___ RECORD SET

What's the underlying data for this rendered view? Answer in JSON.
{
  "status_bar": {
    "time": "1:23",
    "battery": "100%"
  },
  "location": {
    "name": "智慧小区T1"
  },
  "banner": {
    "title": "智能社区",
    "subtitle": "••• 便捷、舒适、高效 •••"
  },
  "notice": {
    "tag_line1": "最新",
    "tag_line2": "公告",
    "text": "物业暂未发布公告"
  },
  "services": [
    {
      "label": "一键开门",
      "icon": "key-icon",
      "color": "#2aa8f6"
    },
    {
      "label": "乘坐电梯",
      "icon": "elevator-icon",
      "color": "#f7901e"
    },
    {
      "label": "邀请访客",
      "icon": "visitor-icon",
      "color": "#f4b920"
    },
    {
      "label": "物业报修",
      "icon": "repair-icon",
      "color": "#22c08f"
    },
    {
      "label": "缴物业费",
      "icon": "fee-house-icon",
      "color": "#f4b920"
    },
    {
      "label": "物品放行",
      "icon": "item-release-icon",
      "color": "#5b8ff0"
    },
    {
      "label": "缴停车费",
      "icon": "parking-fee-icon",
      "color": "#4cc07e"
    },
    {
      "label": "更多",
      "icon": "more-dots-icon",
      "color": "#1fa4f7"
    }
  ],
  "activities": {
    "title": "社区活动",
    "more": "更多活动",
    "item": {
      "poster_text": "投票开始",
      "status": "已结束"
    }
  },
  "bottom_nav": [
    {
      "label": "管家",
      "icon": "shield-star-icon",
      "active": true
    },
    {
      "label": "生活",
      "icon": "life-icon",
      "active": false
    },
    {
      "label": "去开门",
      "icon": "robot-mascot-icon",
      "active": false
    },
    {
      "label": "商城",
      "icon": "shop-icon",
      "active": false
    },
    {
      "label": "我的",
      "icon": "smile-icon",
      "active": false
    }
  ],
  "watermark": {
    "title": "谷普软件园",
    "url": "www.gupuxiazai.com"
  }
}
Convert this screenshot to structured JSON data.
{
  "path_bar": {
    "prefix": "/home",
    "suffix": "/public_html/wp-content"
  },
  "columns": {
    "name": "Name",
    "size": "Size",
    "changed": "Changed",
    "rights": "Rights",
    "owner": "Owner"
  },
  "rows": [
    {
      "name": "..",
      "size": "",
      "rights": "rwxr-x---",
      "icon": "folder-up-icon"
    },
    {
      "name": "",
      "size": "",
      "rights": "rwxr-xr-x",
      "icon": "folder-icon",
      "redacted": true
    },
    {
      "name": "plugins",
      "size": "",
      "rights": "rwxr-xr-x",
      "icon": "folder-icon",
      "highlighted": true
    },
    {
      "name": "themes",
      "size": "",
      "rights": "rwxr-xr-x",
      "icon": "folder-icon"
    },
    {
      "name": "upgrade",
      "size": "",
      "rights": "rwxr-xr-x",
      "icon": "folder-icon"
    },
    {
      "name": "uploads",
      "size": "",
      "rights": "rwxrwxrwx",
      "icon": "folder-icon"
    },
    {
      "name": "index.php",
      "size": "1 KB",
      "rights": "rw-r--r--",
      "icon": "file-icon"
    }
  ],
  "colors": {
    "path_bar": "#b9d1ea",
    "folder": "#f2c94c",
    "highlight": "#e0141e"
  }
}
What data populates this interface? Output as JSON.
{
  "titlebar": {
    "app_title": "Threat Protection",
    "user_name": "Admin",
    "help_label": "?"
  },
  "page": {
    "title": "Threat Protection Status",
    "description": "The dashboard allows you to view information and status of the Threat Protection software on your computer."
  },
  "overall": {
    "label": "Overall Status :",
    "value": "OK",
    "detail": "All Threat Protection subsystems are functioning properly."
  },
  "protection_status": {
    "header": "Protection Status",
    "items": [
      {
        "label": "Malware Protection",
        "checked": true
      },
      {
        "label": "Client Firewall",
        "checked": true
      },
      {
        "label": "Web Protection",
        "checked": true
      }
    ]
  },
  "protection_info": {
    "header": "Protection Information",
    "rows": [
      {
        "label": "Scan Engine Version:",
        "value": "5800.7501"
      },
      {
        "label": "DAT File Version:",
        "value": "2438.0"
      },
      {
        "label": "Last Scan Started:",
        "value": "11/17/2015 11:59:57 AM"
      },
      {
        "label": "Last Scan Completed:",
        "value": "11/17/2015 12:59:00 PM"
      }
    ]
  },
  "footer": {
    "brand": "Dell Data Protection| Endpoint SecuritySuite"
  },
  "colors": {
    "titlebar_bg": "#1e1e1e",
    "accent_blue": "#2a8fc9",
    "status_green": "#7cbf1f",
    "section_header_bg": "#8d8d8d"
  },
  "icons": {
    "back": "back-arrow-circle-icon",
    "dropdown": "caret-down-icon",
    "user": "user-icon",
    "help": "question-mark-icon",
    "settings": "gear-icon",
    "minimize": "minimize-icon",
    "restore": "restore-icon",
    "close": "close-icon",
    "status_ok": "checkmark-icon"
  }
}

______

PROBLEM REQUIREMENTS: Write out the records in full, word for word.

SOLVED EXERCISE:
What's the underlying data for this rendered view? Answer in JSON.
{
  "status_bar": {
    "time": "1:23",
    "battery": "100%"
  },
  "location": {
    "name": "智慧小区T1"
  },
  "banner": {
    "title": "智能社区",
    "subtitle": "••• 便捷、舒适、高效 •••"
  },
  "notice": {
    "tag_line1": "最新",
    "tag_line2": "公告",
    "text": "物业暂未发布公告"
  },
  "services": [
    {
      "label": "一键开门",
      "icon": "key-icon",
      "color": "#2aa8f6"
    },
    {
      "label": "乘坐电梯",
      "icon": "elevator-icon",
      "color": "#f7901e"
    },
    {
      "label": "邀请访客",
      "icon": "visitor-icon",
      "color": "#f4b920"
    },
    {
      "label": "物业报修",
      "icon": "repair-icon",
      "color": "#22c08f"
    },
    {
      "label": "缴物业费",
      "icon": "fee-house-icon",
      "color": "#f4b920"
    },
    {
      "label": "物品放行",
      "icon": "item-release-icon",
      "color": "#5b8ff0"
    },
    {
      "label": "缴停车费",
      "icon": "parking-fee-icon",
      "color": "#4cc07e"
    },
    {
      "label": "更多",
      "icon": "more-dots-icon",
      "color": "#1fa4f7"
    }
  ],
  "activities": {
    "title": "社区活动",
    "more": "更多活动",
    "item": {
      "poster_text": "投票开始",
      "status": "已结束"
    }
  },
  "bottom_nav": [
    {
      "label": "管家",
      "icon": "shield-star-icon",
      "active": true
    },
    {
      "label": "生活",
      "icon": "life-icon",
      "active": false
    },
    {
      "label": "去开门",
      "icon": "robot-mascot-icon",
      "active": false
    },
    {
      "label": "商城",
      "icon": "shop-icon",
      "active": false
    },
    {
      "label": "我的",
      "icon": "smile-icon",
      "active": false
    }
  ],
  "watermark": {
    "title": "谷普软件园",
    "url": "www.gupuxiazai.com"
  }
}
Convert this screenshot to structured JSON data.
{
  "path_bar": {
    "prefix": "/home",
    "suffix": "/public_html/wp-content"
  },
  "columns": {
    "name": "Name",
    "size": "Size",
    "changed": "Changed",
    "rights": "Rights",
    "owner": "Owner"
  },
  "rows": [
    {
      "name": "..",
      "size": "",
      "rights": "rwxr-x---",
      "icon": "folder-up-icon"
    },
    {
      "name": "",
      "size": "",
      "rights": "rwxr-xr-x",
      "icon": "folder-icon",
      "redacted": true
    },
    {
      "name": "plugins",
      "size": "",
      "rights": "rwxr-xr-x",
      "icon": "folder-icon",
      "highlighted": true
    },
    {
      "name": "themes",
      "size": "",
      "rights": "rwxr-xr-x",
      "icon": "folder-icon"
    },
    {
      "name": "upgrade",
      "size": "",
      "rights": "rwxr-xr-x",
      "icon": "folder-icon"
    },
    {
      "name": "uploads",
      "size": "",
      "rights": "rwxrwxrwx",
      "icon": "folder-icon"
    },
    {
      "name": "index.php",
      "size": "1 KB",
      "rights": "rw-r--r--",
      "icon": "file-icon"
    }
  ],
  "colors": {
    "path_bar": "#b9d1ea",
    "folder": "#f2c94c",
    "highlight": "#e0141e"
  }
}
What data populates this interface? Output as JSON.
{
  "titlebar": {
    "app_title": "Threat Protection",
    "user_name": "Admin",
    "help_label": "?"
  },
  "page": {
    "title": "Threat Protection Status",
    "description": "The dashboard allows you to view information and status of the Threat Protection software on your computer."
  },
  "overall": {
    "label": "Overall Status :",
    "value": "OK",
    "detail": "All Threat Protection subsystems are functioning properly."
  },
  "protection_status": {
    "header": "Protection Status",
    "items": [
      {
        "label": "Malware Protection",
        "checked": true
      },
      {
        "label": "Client Firewall",
        "checked": true
      },
      {
        "label": "Web Protection",
        "checked": true
      }
    ]
  },
  "protection_info": {
    "header": "Protection Information",
    "rows": [
      {
        "label": "Scan Engine Version:",
        "value": "5800.7501"
      },
      {
        "label": "DAT File Version:",
        "value": "2438.0"
      },
      {
        "label": "Last Scan Started:",
        "value": "11/17/2015 11:59:57 AM"
      },
      {
        "label": "Last Scan Completed:",
        "value": "11/17/2015 12:59:00 PM"
      }
    ]
  },
  "footer": {
    "brand": "Dell Data Protection| Endpoint SecuritySuite"
  },
  "colors": {
    "titlebar_bg": "#1e1e1e",
    "accent_blue": "#2a8fc9",
    "status_green": "#7cbf1f",
    "section_header_bg": "#8d8d8d"
  },
  "icons": {
    "back": "back-arrow-circle-icon",
    "dropdown": "caret-down-icon",
    "user": "user-icon",
    "help": "question-mark-icon",
    "settings": "gear-icon",
    "minimize": "minimize-icon",
    "restore": "restore-icon",
    "close": "close-icon",
    "status_ok": "checkmark-icon"
  }
}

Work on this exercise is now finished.